▶ **TASK INSTRUCTIONS**
Collect all lines containing the word "title" from the data.

▶ **INFORMATION GIVEN**
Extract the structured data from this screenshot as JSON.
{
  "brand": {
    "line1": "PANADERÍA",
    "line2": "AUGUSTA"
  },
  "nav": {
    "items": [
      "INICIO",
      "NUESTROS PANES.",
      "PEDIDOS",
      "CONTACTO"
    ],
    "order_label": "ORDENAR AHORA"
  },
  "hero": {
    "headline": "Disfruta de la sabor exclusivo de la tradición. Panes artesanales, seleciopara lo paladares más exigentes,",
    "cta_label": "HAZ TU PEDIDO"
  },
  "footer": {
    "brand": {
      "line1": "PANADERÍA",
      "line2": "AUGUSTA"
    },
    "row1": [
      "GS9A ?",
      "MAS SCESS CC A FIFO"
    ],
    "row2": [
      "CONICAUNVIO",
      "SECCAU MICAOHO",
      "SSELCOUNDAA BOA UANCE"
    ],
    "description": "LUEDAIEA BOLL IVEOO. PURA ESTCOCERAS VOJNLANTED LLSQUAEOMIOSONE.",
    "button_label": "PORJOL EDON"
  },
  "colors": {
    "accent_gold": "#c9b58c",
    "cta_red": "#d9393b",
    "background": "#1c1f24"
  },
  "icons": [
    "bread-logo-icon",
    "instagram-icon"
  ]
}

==

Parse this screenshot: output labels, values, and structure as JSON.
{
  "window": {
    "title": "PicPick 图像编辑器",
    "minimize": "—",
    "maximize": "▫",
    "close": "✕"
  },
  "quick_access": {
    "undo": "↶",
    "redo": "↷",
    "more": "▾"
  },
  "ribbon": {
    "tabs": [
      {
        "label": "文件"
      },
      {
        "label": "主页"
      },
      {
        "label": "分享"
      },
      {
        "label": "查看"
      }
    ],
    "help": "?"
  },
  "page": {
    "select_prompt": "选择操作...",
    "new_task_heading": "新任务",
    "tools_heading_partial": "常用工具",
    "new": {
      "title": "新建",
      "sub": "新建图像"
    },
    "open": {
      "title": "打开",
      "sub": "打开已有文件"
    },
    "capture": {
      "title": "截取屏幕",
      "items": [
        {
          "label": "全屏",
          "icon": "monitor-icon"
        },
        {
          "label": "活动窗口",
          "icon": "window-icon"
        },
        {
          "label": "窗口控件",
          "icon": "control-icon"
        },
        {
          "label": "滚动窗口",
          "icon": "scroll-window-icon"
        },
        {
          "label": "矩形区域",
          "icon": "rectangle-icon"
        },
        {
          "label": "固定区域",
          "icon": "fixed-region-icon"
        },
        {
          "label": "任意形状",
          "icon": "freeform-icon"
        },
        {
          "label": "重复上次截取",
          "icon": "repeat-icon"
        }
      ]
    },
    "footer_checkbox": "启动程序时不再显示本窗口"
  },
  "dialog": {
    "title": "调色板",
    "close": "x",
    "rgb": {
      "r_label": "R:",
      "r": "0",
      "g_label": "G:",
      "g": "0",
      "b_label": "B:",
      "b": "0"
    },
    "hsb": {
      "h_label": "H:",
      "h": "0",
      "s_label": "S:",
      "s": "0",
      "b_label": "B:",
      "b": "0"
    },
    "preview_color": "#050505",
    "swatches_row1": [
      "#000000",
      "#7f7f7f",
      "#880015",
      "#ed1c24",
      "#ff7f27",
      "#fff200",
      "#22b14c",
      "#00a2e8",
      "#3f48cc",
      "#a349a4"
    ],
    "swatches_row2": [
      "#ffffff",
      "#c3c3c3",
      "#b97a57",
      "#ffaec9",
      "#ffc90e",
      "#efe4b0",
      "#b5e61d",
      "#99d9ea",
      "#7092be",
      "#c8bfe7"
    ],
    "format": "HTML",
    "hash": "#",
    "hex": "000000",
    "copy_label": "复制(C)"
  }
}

▶ **EXERCISE RESPONSE**
    "title": "PicPick 图像编辑器",
      "title": "新建",
      "title": "打开",
      "title": "截取屏幕",
    "title": "调色板",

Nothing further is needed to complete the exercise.